I recall that my first year here it started a day earlier than expected, which caused a bit of anguish as colleagues and I were at a bar to have final drinks before the bars are shut for Ramadan. As soon as I got to the bar Ramadan was announced and hotel staff immediately came in with carts to take all the alcohol away so there was no chance for us to get some drinks. Apparently the hotel only has a couple of hours to lock up the booze before the police come to check to see that the bar has been closed.
Anyway in addition to fasting I plan to do other Ramadan activities such as visiting a mosque and maybe attending a reading of the Qur’an.
And on her blog, Mohana ponders a way to make Ramadan meaningful for all:
The seasons of fasting is around the corner of the weekend. In order to be home — and avoid breaking fast at 10pm when the sun goes down in Europe some say — Qatari families are coming home earlier from their sun soaked days in Nice, Barcelona, or the far ends of the earth. Because the start of school and universities are delayed until after Eid al Fitr, expats are heading to the airport (or indeed airport hopping) during what they consider a “dead” month…
This Ramadan, why not reach out to someone and do the thing the season was designed to do: spend thoughtful, intentional time at a meal, or in prayer, or some other activity that will make you feel more connected rather than alienated? Let’s bring out the best in each other, expat and Qatar, South Asian and western, rather than the worst that is circling around us in the all the too present stereotypes.
After all — you know you’ll have some time — what else are you going to do while waiting for everything to open?

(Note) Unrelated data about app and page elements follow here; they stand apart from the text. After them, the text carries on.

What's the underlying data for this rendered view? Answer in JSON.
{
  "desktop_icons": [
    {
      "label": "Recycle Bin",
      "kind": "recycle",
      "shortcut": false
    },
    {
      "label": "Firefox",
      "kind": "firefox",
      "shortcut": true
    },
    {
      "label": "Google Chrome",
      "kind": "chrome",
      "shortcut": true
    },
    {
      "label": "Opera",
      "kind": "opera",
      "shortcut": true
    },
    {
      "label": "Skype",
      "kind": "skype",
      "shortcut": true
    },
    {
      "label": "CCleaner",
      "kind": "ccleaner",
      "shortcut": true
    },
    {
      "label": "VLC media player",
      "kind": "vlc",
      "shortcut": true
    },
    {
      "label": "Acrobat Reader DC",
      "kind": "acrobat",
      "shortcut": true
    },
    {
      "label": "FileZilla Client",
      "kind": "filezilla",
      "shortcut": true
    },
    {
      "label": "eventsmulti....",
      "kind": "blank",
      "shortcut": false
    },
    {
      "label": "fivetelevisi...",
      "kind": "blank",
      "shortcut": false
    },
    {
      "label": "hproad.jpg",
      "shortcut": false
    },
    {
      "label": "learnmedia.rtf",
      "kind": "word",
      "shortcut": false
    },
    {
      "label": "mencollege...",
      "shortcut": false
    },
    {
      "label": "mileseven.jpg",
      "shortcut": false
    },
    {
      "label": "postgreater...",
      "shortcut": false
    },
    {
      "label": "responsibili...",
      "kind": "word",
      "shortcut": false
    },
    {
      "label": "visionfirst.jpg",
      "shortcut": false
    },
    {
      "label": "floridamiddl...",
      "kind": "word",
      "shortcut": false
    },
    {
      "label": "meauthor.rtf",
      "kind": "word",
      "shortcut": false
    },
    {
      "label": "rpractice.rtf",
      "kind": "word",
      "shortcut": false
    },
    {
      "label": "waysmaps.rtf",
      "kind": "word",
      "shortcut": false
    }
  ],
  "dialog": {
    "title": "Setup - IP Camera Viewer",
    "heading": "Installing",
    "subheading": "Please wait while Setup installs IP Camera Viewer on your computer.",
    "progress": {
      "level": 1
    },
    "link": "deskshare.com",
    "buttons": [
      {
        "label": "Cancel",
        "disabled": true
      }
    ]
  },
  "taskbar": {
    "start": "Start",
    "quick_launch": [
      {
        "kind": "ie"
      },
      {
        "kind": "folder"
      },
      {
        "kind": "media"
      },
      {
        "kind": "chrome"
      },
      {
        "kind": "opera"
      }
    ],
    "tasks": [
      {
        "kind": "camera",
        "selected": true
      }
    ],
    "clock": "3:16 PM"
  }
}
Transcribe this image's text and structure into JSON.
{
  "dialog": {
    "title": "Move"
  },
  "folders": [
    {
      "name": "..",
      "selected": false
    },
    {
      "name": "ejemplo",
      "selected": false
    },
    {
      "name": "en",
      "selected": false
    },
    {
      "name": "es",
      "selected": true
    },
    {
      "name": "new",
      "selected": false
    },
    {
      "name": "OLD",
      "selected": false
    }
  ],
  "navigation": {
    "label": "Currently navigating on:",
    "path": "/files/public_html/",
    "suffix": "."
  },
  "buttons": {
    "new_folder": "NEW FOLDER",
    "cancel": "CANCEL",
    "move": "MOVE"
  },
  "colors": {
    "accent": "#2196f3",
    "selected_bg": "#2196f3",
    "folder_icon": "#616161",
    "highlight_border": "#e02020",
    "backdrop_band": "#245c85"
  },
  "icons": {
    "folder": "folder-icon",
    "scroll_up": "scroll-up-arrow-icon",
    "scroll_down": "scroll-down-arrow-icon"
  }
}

What about you guys?
Are you looking forward to Ramadan? Are you nervous about the heat?
Please share your thoughts!